The report focused on finding correlations among the top-performing foundations and endowments for last year. The top 5% of the universe had a median equity allocation of 70%, compared with only about 55% for the next 5%, and 46% for the bottom 75%. The universe consists of 283 foundations and endowments that submitted full asset allocations to TUCS.
Robert Waid, managing director at Wilshire Associates Inc., Santa Monica, Calif., said it was expected that plans with higher equity allocations would be the top performers for the year.
“The main thing that surprised me was that the higher performing plans also had better performance within equities than the markets,” Mr. Waid said.
More than 58% of the top-quartile plans have U.S. equity returns better than the 16.06% the Wilshire 5000 index returned. Mr. Waid said that implies the plans were either “really good at picking managers or had a higher exposure to better performing sectors” and small-cap stocks. The Wilshire U.S. Large-Cap index returned 15.74% while the Wilshire U.S. Small-Cap index was up 18.76%.
The top 5% of plans had a median U.S. equity return of about 19%, compared with just 14% for the bottom 75%.
Mr. Waid did not know the breakdowns of the types of equity in which the plans invested, but said in general, foundations and endowments are likely to take on more risk than other entities. Small-cap equities are more volatile, but often outperform in up markets.
Typical plans in all performance categories had average and median fixed-income allocations of just above 20%. Mr. Waid said most plans outperformed fixed-income benchmarks, but were similar when compared with each other and therefore was not a reason for certain plans' overall outperformance. Real estate had an average 1.5% allocation and did not significantly differentiate plans, Mr. Waid added.
However, the exposure to alternatives directly related to how plans performed for the year. The top 5% of plans had an allocation of less than 10% compared with more than 30% for the bottom 75%. Hedge funds had a median return of 7.2% for the year; private equity, 5.9%; and other, 9.1%.
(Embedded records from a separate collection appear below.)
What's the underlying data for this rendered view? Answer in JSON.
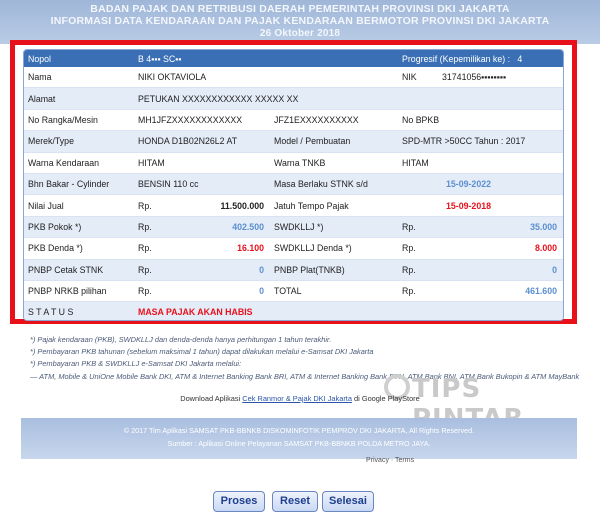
{
  "header": {
    "line1": "BADAN PAJAK DAN RETRIBUSI DAERAH PEMERINTAH PROVINSI DKI JAKARTA",
    "line2": "INFORMASI DATA KENDARAAN DAN PAJAK KENDARAAN BERMOTOR PROVINSI DKI JAKARTA",
    "date": "26 Oktober 2018"
  },
  "colors": {
    "highlight_border": "#e8111a",
    "table_header": "#3a6fb5",
    "value_blue": "#5b8fd0",
    "value_red": "#e8111a"
  },
  "table": {
    "head": {
      "nopol_label": "Nopol",
      "nopol_value": "B 4▪▪▪ SC▪▪",
      "progresif_label": "Progresif (Kepemilikan ke) :",
      "progresif_value": "4"
    },
    "nama": {
      "label": "Nama",
      "value": "NIKI OKTAVIOLA",
      "nik_label": "NIK",
      "nik_value": "31741056▪▪▪▪▪▪▪▪"
    },
    "alamat": {
      "label": "Alamat",
      "value": "PETUKAN XXXXXXXXXXXX XXXXX XX"
    },
    "rangka": {
      "label": "No Rangka/Mesin",
      "rangka_value": "MH1JFZXXXXXXXXXXXX",
      "mesin_value": "JFZ1EXXXXXXXXXX",
      "bpkb_label": "No BPKB"
    },
    "merek": {
      "label": "Merek/Type",
      "value": "HONDA   D1B02N26L2 AT",
      "model_label": "Model / Pembuatan",
      "model_value": "SPD-MTR >50CC  Tahun : 2017"
    },
    "warna": {
      "label": "Warna Kendaraan",
      "value": "HITAM",
      "tnkb_label": "Warna TNKB",
      "tnkb_value": "HITAM"
    },
    "bbm": {
      "label": "Bhn Bakar - Cylinder",
      "value": "BENSIN   110 cc",
      "stnk_label": "Masa Berlaku STNK s/d",
      "stnk_value": "15-09-2022"
    },
    "njual": {
      "label": "Nilai Jual",
      "cur": "Rp.",
      "value": "11.500.000",
      "jt_label": "Jatuh Tempo Pajak",
      "jt_value": "15-09-2018"
    },
    "pkb_pokok": {
      "label": "PKB Pokok *)",
      "cur": "Rp.",
      "value": "402.500",
      "sw_label": "SWDKLLJ *)",
      "sw_cur": "Rp.",
      "sw_value": "35.000"
    },
    "pkb_denda": {
      "label": "PKB Denda *)",
      "cur": "Rp.",
      "value": "16.100",
      "sw_label": "SWDKLLJ Denda *)",
      "sw_cur": "Rp.",
      "sw_value": "8.000"
    },
    "pnbp_stnk": {
      "label": "PNBP Cetak STNK",
      "cur": "Rp.",
      "value": "0",
      "plat_label": "PNBP Plat(TNKB)",
      "plat_cur": "Rp.",
      "plat_value": "0"
    },
    "pnbp_nrkb": {
      "label": "PNBP NRKB pilihan",
      "cur": "Rp.",
      "value": "0",
      "total_label": "TOTAL",
      "total_cur": "Rp.",
      "total_value": "461.600"
    },
    "status": {
      "label": "S T A T U S",
      "value": "MASA PAJAK AKAN HABIS"
    }
  },
  "notes": [
    "*) Pajak kendaraan (PKB), SWDKLLJ dan denda-denda hanya perhitungan 1 tahun terakhir.",
    "*) Pembayaran PKB tahunan (sebelum maksimal 1 tahun) dapat dilakukan melalui e-Samsat DKI Jakarta",
    "*) Pembayaran PKB & SWDKLLJ e-Samsat DKI Jakarta melalui:",
    "— ATM, Mobile & UniOne Mobile Bank DKI, ATM & Internet Banking Bank BRI, ATM & Internet Banking Bank BTN, ATM Bank BNI, ATM Bank Bukopin & ATM MayBank"
  ],
  "download": {
    "prefix": "Download Aplikasi",
    "link": "Cek Ranmor & Pajak DKI Jakarta",
    "suffix": "di Google PlayStore"
  },
  "footer": {
    "line1": "© 2017 Tim Aplikasi SAMSAT PKB-BBNKB DISKOMINFOTIK PEMPROV DKI JAKARTA, All Rights Reserved.",
    "line2": "Sumber : Aplikasi Online Pelayanan SAMSAT PKB-BBNKB POLDA METRO JAYA."
  },
  "privacy": "Privacy · Terms",
  "watermark": "TIPS PINTAR",
  "buttons": {
    "proses": "Proses",
    "reset": "Reset",
    "selesai": "Selesai"
  }
}
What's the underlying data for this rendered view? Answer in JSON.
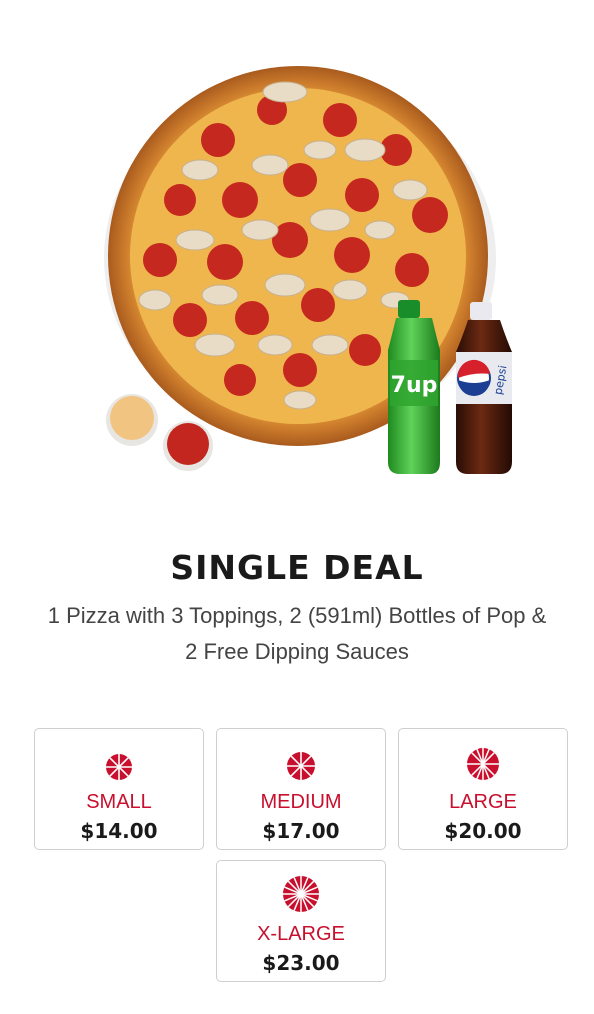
{
  "deal": {
    "title": "SINGLE DEAL",
    "description_line1": "1 Pizza with 3 Toppings, 2 (591ml) Bottles of Pop &",
    "description_line2": "2 Free Dipping Sauces"
  },
  "hero": {
    "bottle_left_label": "7up",
    "bottle_right_label": "pepsi"
  },
  "sizes": [
    {
      "label": "SMALL",
      "price": "$14.00",
      "icon": "pizza-icon"
    },
    {
      "label": "MEDIUM",
      "price": "$17.00",
      "icon": "pizza-icon"
    },
    {
      "label": "LARGE",
      "price": "$20.00",
      "icon": "pizza-icon"
    },
    {
      "label": "X-LARGE",
      "price": "$23.00",
      "icon": "pizza-icon"
    }
  ],
  "colors": {
    "accent": "#c8102e",
    "text": "#1a1a1a",
    "border": "#cfcfcf"
  }
}
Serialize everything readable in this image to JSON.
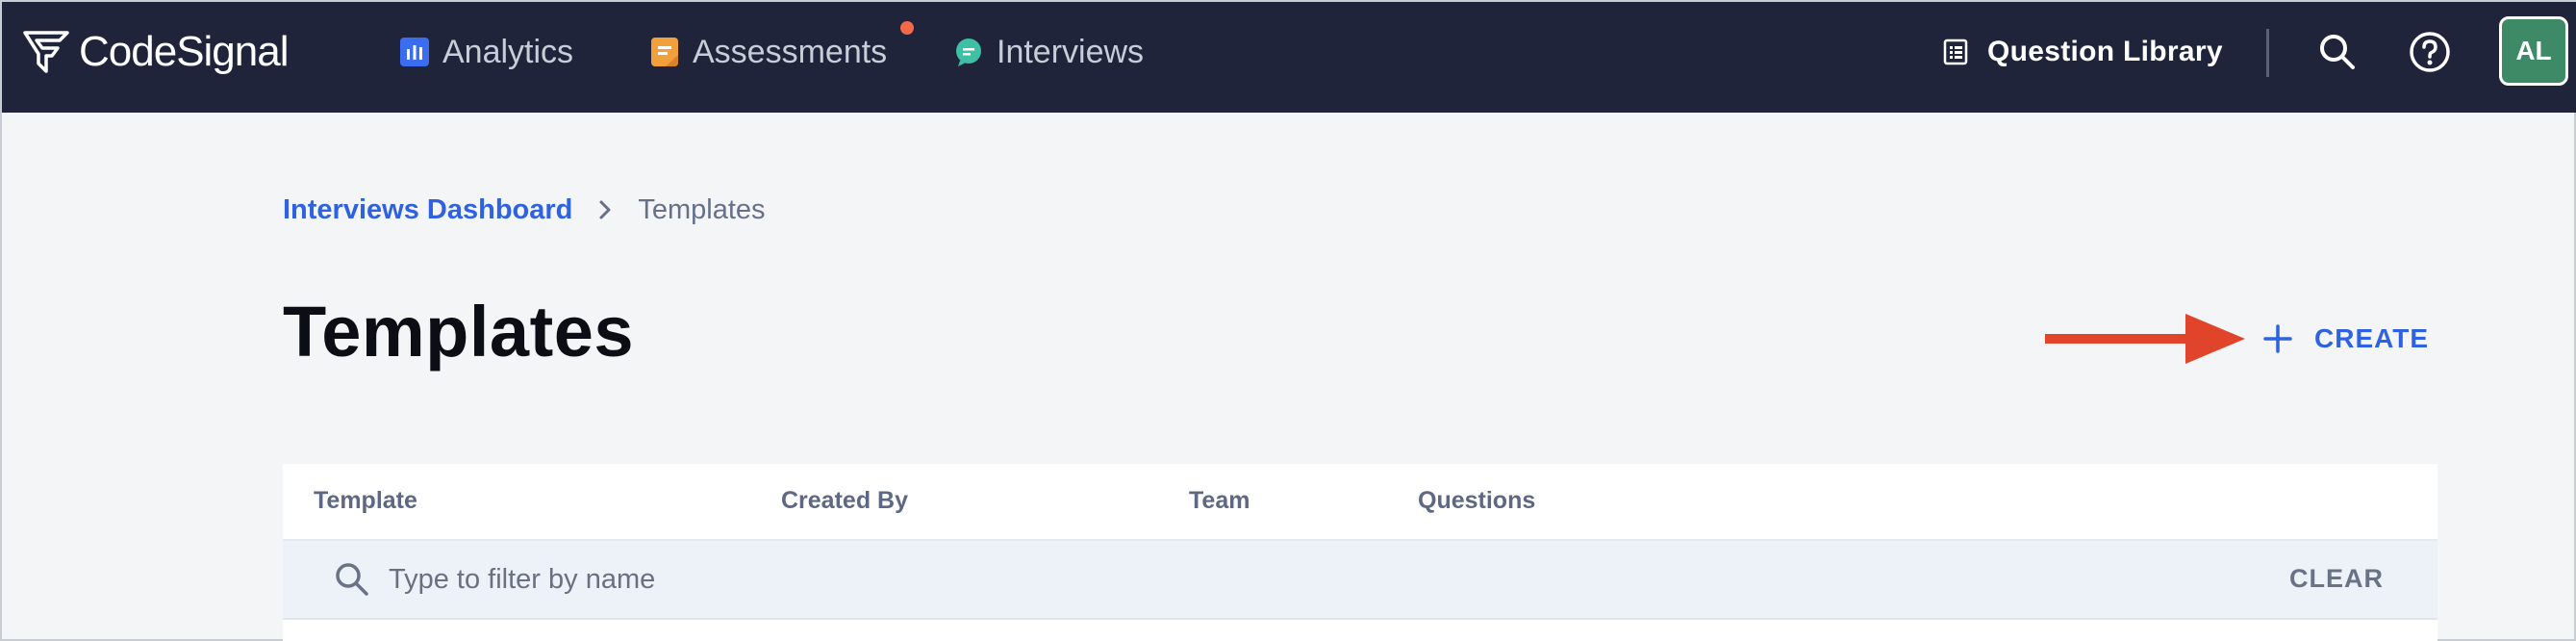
{
  "app": {
    "logo_text": "CodeSignal",
    "nav": [
      {
        "label": "Analytics",
        "icon": "bar-chart-icon",
        "color": "#3b6df0"
      },
      {
        "label": "Assessments",
        "icon": "clipboard-icon",
        "color": "#f2a03c"
      },
      {
        "label": "Interviews",
        "icon": "chat-bubble-icon",
        "color": "#3fbfa3"
      }
    ],
    "question_library": "Question Library",
    "avatar_initials": "AL",
    "accent": "#2f62e0",
    "notification_color": "#f2694b"
  },
  "breadcrumb": {
    "parent": "Interviews Dashboard",
    "current": "Templates"
  },
  "page": {
    "title": "Templates",
    "create_label": "CREATE"
  },
  "table": {
    "columns": [
      "Template",
      "Created By",
      "Team",
      "Questions"
    ],
    "filter_placeholder": "Type to filter by name",
    "clear_label": "CLEAR"
  }
}
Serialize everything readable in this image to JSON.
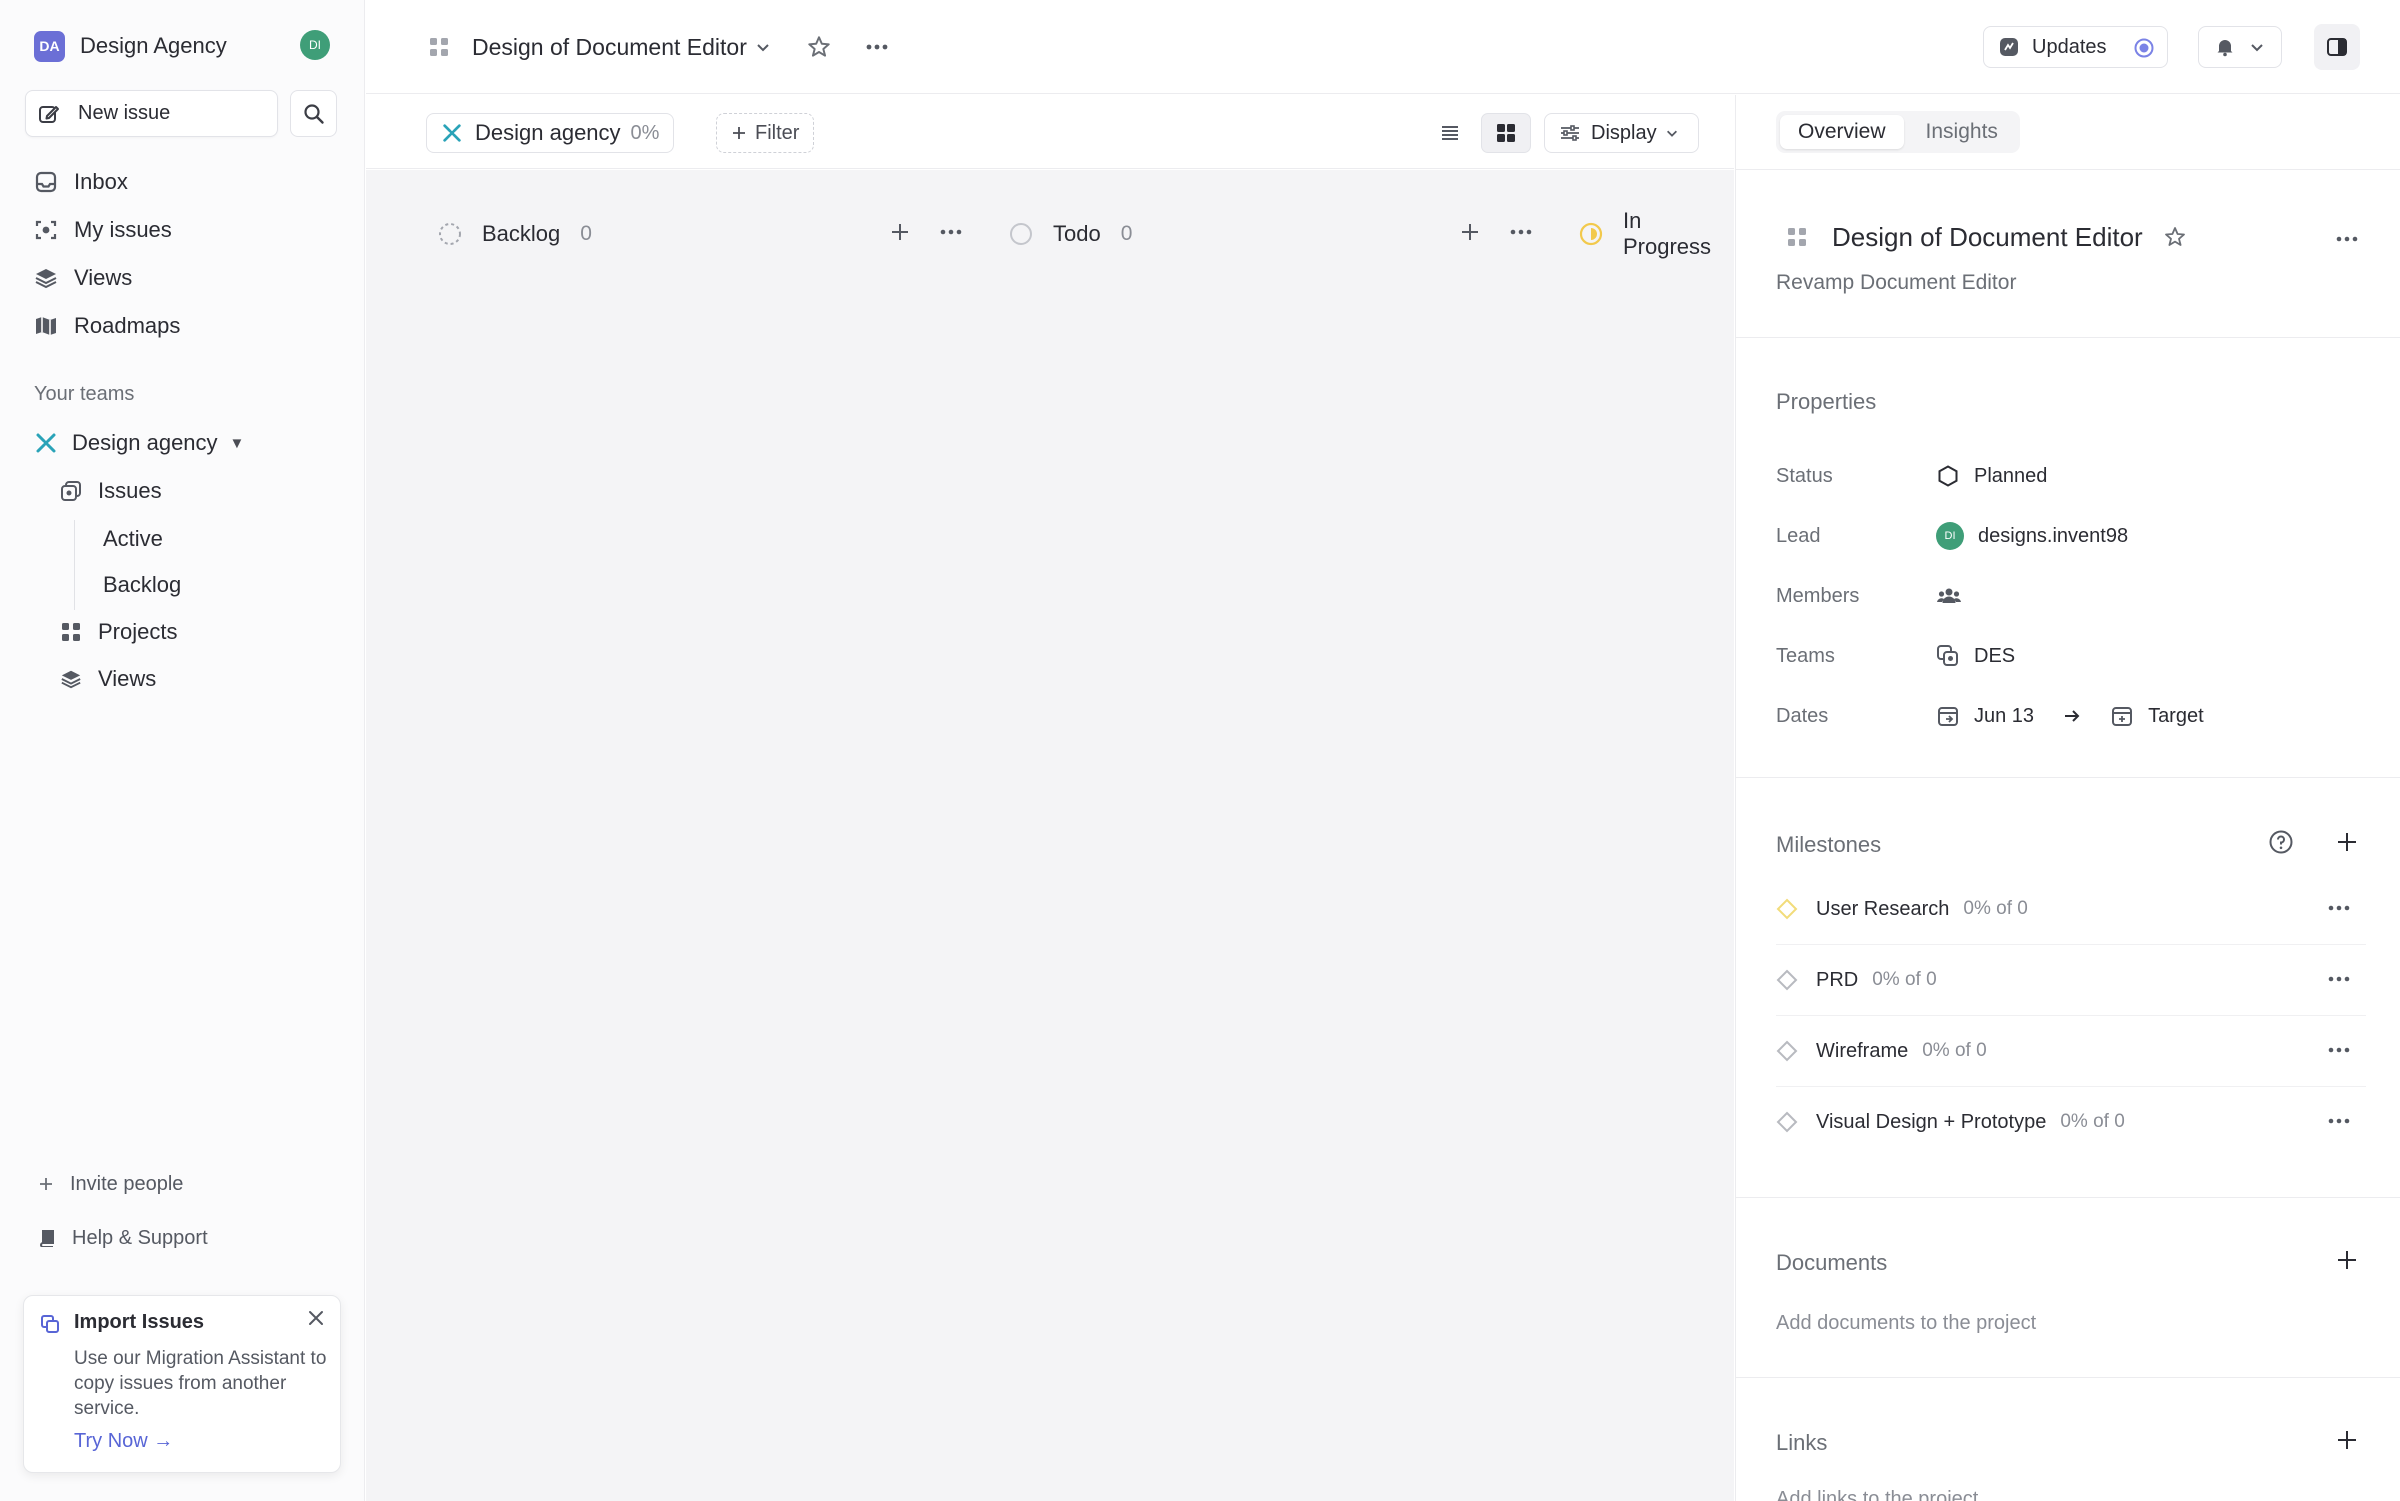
{
  "workspace": {
    "initials": "DA",
    "name": "Design Agency",
    "user_initials": "DI"
  },
  "sidebar": {
    "new_issue": "New issue",
    "nav": [
      {
        "label": "Inbox"
      },
      {
        "label": "My issues"
      },
      {
        "label": "Views"
      },
      {
        "label": "Roadmaps"
      }
    ],
    "teams_label": "Your teams",
    "team": {
      "name": "Design agency"
    },
    "team_items": {
      "issues": "Issues",
      "active": "Active",
      "backlog": "Backlog",
      "projects": "Projects",
      "views": "Views"
    },
    "invite": "Invite people",
    "help": "Help & Support"
  },
  "import_card": {
    "title": "Import Issues",
    "body": "Use our Migration Assistant to copy issues from another service.",
    "link": "Try Now →"
  },
  "topbar": {
    "project_title": "Design of Document Editor",
    "updates": "Updates"
  },
  "filterbar": {
    "team_chip": "Design agency",
    "team_pct": "0%",
    "filter": "Filter",
    "display": "Display"
  },
  "board": {
    "columns": [
      {
        "name": "Backlog",
        "count": "0"
      },
      {
        "name": "Todo",
        "count": "0"
      },
      {
        "name": "In Progress",
        "count": ""
      }
    ]
  },
  "panel": {
    "tabs": [
      {
        "label": "Overview"
      },
      {
        "label": "Insights"
      }
    ],
    "title": "Design of Document Editor",
    "description": "Revamp Document Editor",
    "properties_label": "Properties",
    "properties": {
      "status": {
        "key": "Status",
        "value": "Planned"
      },
      "lead": {
        "key": "Lead",
        "initials": "DI",
        "value": "designs.invent98"
      },
      "members": {
        "key": "Members"
      },
      "teams": {
        "key": "Teams",
        "value": "DES"
      },
      "dates": {
        "key": "Dates",
        "start": "Jun 13",
        "target": "Target"
      }
    },
    "milestones_label": "Milestones",
    "milestones": [
      {
        "name": "User Research",
        "progress": "0% of 0"
      },
      {
        "name": "PRD",
        "progress": "0% of 0"
      },
      {
        "name": "Wireframe",
        "progress": "0% of 0"
      },
      {
        "name": "Visual Design + Prototype",
        "progress": "0% of 0"
      }
    ],
    "documents_label": "Documents",
    "documents_hint": "Add documents to the project",
    "links_label": "Links",
    "links_hint": "Add links to the project"
  },
  "colors": {
    "accent": "#5865d6",
    "status_progress": "#f2c94c",
    "lead_avatar": "#3f9e78"
  }
}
The median return of all foundations and endowments was 11.89%, the eighth positive year out of the last 10 years and the sixth with double-digit positive returns. The 10-year median was 7.56%. The worst performing plan in 2012 returned 4.8%.